++++ RECORD EXCERPTS ++++

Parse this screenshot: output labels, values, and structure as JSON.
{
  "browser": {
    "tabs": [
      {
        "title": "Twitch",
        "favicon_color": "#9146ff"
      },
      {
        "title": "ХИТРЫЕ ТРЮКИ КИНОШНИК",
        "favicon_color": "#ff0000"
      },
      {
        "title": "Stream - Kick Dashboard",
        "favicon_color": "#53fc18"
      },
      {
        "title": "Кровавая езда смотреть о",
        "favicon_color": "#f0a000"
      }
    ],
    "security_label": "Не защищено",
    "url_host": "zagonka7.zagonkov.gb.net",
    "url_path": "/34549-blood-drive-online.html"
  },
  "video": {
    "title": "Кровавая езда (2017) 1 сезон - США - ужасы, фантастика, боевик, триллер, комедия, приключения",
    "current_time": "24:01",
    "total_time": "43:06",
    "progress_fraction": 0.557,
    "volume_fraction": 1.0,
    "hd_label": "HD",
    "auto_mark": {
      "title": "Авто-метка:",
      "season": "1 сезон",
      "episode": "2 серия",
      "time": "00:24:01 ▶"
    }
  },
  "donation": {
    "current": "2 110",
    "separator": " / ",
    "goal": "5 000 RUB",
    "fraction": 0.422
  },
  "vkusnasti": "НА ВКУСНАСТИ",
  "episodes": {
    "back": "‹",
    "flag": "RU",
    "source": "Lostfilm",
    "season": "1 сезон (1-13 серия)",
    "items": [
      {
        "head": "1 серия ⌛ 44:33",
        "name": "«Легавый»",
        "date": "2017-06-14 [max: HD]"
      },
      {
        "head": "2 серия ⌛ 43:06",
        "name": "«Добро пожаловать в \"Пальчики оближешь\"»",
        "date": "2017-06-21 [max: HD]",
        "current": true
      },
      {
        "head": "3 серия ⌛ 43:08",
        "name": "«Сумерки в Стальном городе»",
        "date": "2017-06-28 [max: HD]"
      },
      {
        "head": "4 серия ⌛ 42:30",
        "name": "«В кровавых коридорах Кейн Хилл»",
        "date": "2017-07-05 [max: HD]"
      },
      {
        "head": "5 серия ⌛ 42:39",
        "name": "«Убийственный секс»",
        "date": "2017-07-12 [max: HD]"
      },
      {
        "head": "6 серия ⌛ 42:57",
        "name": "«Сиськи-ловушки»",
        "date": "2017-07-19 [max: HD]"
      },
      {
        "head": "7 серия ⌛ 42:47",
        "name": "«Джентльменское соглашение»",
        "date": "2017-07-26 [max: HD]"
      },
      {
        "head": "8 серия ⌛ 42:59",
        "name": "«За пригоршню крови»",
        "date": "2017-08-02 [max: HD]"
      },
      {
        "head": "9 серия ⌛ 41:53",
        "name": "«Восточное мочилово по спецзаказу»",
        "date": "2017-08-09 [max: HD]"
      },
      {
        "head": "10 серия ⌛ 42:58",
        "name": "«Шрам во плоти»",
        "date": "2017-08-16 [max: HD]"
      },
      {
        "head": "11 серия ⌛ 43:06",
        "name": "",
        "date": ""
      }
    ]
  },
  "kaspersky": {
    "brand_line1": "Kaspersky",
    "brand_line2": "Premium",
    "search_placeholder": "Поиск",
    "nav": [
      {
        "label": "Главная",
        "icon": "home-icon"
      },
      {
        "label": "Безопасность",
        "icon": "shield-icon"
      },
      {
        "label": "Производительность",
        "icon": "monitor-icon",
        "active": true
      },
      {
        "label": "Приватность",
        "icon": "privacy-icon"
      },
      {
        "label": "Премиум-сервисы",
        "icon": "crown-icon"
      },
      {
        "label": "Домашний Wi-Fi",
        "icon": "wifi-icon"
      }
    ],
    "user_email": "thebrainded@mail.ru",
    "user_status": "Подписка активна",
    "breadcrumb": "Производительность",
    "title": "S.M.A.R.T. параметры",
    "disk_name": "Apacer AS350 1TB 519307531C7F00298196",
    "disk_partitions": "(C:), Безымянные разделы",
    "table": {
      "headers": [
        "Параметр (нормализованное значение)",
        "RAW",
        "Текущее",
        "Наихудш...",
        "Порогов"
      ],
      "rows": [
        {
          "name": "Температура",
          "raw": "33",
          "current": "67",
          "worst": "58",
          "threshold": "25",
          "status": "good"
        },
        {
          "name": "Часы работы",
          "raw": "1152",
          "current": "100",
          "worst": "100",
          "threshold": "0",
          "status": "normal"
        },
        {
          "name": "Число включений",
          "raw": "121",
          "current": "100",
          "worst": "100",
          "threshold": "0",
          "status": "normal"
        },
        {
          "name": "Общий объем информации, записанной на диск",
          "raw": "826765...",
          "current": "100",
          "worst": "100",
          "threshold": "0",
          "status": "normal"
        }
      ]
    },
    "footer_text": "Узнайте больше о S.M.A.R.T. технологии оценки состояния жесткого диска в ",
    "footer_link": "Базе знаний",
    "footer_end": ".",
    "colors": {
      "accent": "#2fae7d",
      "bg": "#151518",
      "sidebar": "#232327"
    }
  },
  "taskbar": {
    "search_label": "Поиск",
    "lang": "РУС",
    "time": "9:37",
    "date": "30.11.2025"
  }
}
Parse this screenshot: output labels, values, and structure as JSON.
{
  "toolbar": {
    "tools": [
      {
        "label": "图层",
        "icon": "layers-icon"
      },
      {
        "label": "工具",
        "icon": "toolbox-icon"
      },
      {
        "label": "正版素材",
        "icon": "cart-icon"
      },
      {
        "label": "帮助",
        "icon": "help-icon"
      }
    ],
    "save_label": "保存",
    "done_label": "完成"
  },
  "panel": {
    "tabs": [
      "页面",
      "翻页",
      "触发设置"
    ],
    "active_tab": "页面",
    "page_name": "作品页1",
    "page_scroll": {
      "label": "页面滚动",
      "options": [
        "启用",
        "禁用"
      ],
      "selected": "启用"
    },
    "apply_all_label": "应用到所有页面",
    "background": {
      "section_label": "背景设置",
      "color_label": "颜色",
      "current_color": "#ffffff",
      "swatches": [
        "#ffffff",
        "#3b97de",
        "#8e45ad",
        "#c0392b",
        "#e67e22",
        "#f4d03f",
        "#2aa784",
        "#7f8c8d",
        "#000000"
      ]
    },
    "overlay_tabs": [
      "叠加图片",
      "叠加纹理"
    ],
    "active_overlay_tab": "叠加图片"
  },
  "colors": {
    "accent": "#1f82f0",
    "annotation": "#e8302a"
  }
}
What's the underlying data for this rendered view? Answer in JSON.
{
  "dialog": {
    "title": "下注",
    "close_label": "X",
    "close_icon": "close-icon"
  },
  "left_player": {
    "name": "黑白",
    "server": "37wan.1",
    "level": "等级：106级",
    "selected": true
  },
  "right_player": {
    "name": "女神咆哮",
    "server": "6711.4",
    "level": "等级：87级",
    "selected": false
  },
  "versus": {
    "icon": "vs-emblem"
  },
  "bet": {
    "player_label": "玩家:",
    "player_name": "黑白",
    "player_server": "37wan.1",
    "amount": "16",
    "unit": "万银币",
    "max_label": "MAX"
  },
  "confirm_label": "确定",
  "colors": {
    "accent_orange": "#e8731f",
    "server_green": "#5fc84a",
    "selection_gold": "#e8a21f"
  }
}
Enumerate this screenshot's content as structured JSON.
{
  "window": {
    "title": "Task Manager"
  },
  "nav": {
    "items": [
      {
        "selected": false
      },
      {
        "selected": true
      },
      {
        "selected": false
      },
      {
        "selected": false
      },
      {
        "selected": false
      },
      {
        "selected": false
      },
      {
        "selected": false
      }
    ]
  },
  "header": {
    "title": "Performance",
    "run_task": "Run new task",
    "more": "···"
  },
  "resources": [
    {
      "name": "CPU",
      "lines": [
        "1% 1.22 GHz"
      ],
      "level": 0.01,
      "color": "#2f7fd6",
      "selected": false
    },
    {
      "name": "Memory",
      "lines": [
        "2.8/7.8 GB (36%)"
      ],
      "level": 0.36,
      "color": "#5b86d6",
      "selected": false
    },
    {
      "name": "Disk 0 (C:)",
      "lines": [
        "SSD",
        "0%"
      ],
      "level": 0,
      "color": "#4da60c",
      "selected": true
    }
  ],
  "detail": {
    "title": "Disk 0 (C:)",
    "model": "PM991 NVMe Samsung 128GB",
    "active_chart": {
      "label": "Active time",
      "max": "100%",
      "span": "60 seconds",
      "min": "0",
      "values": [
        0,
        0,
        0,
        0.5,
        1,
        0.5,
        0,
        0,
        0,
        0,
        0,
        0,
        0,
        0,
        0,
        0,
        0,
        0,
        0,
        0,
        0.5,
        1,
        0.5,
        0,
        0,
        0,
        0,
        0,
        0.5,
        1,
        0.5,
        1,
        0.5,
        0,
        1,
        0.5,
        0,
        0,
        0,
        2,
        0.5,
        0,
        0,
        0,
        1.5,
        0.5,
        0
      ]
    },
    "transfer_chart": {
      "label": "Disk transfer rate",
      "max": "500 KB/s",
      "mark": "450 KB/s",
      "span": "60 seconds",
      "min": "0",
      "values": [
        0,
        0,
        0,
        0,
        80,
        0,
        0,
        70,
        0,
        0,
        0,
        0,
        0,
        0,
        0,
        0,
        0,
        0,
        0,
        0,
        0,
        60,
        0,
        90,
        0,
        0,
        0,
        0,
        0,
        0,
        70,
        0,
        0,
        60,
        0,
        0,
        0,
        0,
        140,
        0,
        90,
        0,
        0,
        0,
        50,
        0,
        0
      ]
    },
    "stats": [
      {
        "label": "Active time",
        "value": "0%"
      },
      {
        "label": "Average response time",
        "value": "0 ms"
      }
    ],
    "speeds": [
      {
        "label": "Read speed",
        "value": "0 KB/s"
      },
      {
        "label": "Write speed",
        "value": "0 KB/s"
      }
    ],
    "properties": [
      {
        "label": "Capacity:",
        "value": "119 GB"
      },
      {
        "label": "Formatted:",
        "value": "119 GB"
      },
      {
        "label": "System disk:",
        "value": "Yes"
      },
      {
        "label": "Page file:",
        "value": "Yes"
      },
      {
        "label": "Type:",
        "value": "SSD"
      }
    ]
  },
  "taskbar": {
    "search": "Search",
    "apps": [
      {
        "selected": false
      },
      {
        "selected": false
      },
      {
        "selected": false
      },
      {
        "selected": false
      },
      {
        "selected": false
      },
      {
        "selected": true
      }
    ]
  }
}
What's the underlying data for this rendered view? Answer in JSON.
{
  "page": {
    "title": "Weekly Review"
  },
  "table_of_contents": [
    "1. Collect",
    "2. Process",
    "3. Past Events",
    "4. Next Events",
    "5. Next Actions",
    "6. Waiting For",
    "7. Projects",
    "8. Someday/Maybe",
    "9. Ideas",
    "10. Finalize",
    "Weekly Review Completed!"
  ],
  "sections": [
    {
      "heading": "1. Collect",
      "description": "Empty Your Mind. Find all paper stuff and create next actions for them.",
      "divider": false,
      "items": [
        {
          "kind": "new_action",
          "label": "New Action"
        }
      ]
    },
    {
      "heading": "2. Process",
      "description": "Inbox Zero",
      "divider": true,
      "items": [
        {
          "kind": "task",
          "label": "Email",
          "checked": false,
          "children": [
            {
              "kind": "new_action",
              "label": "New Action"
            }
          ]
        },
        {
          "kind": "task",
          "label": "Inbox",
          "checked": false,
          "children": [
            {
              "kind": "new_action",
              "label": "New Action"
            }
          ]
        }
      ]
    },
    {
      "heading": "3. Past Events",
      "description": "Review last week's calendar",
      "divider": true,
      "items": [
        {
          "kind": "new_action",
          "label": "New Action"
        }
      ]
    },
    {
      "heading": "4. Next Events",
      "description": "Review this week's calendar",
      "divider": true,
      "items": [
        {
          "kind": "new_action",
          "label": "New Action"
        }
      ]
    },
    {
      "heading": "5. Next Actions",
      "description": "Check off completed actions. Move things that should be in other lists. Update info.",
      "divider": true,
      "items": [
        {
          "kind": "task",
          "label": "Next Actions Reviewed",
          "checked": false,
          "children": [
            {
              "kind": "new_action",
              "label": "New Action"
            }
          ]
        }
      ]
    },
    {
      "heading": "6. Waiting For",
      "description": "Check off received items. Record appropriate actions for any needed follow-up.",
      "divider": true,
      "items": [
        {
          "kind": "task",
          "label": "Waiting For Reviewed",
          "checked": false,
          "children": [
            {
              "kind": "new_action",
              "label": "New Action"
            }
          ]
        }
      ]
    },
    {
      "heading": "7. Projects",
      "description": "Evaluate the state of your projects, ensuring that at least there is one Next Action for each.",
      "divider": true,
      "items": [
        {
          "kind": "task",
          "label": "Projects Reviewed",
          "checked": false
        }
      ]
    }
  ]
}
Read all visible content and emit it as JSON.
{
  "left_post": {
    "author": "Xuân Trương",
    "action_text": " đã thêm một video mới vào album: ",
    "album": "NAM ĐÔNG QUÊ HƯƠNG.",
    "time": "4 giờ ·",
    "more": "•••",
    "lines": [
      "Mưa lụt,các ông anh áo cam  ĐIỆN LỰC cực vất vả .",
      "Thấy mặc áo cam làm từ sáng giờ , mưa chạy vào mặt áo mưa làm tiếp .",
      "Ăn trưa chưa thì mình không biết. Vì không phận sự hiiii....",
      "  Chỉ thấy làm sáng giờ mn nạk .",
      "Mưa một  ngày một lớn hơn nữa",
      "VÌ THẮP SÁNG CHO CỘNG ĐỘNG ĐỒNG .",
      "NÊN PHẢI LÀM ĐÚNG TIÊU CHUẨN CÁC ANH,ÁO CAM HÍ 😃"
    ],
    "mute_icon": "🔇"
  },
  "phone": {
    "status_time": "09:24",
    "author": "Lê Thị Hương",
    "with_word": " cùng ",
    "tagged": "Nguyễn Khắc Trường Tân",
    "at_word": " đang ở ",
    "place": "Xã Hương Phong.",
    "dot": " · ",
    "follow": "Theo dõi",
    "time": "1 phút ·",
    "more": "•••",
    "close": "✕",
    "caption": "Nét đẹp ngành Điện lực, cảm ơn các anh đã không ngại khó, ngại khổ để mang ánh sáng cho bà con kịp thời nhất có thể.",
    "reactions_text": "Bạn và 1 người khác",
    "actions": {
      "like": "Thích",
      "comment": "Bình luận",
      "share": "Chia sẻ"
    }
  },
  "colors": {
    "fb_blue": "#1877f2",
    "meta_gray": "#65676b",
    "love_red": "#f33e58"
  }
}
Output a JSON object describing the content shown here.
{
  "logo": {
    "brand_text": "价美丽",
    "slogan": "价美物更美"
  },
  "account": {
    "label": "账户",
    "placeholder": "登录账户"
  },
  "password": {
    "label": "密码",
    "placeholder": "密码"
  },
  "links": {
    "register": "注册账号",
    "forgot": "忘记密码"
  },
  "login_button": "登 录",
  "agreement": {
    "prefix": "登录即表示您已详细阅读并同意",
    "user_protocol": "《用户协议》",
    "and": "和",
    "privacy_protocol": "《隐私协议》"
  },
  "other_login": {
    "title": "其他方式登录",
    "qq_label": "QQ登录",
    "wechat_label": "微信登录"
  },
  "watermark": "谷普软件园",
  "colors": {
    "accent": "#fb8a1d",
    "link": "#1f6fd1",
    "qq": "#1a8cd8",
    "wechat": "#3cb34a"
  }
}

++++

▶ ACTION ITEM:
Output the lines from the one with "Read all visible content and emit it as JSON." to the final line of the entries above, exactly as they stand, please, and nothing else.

▶ EXPECTED ANSWER:
Read all visible content and emit it as JSON.
{
  "left_post": {
    "author": "Xuân Trương",
    "action_text": " đã thêm một video mới vào album: ",
    "album": "NAM ĐÔNG QUÊ HƯƠNG.",
    "time": "4 giờ ·",
    "more": "•••",
    "lines": [
      "Mưa lụt,các ông anh áo cam  ĐIỆN LỰC cực vất vả .",
      "Thấy mặc áo cam làm từ sáng giờ , mưa chạy vào mặt áo mưa làm tiếp .",
      "Ăn trưa chưa thì mình không biết. Vì không phận sự hiiii....",
      "  Chỉ thấy làm sáng giờ mn nạk .",
      "Mưa một  ngày một lớn hơn nữa",
      "VÌ THẮP SÁNG CHO CỘNG ĐỘNG ĐỒNG .",
      "NÊN PHẢI LÀM ĐÚNG TIÊU CHUẨN CÁC ANH,ÁO CAM HÍ 😃"
    ],
    "mute_icon": "🔇"
  },
  "phone": {
    "status_time": "09:24",
    "author": "Lê Thị Hương",
    "with_word": " cùng ",
    "tagged": "Nguyễn Khắc Trường Tân",
    "at_word": " đang ở ",
    "place": "Xã Hương Phong.",
    "dot": " · ",
    "follow": "Theo dõi",
    "time": "1 phút ·",
    "more": "•••",
    "close": "✕",
    "caption": "Nét đẹp ngành Điện lực, cảm ơn các anh đã không ngại khó, ngại khổ để mang ánh sáng cho bà con kịp thời nhất có thể.",
    "reactions_text": "Bạn và 1 người khác",
    "actions": {
      "like": "Thích",
      "comment": "Bình luận",
      "share": "Chia sẻ"
    }
  },
  "colors": {
    "fb_blue": "#1877f2",
    "meta_gray": "#65676b",
    "love_red": "#f33e58"
  }
}
Output a JSON object describing the content shown here.
{
  "logo": {
    "brand_text": "价美丽",
    "slogan": "价美物更美"
  },
  "account": {
    "label": "账户",
    "placeholder": "登录账户"
  },
  "password": {
    "label": "密码",
    "placeholder": "密码"
  },
  "links": {
    "register": "注册账号",
    "forgot": "忘记密码"
  },
  "login_button": "登 录",
  "agreement": {
    "prefix": "登录即表示您已详细阅读并同意",
    "user_protocol": "《用户协议》",
    "and": "和",
    "privacy_protocol": "《隐私协议》"
  },
  "other_login": {
    "title": "其他方式登录",
    "qq_label": "QQ登录",
    "wechat_label": "微信登录"
  },
  "watermark": "谷普软件园",
  "colors": {
    "accent": "#fb8a1d",
    "link": "#1f6fd1",
    "qq": "#1a8cd8",
    "wechat": "#3cb34a"
  }
}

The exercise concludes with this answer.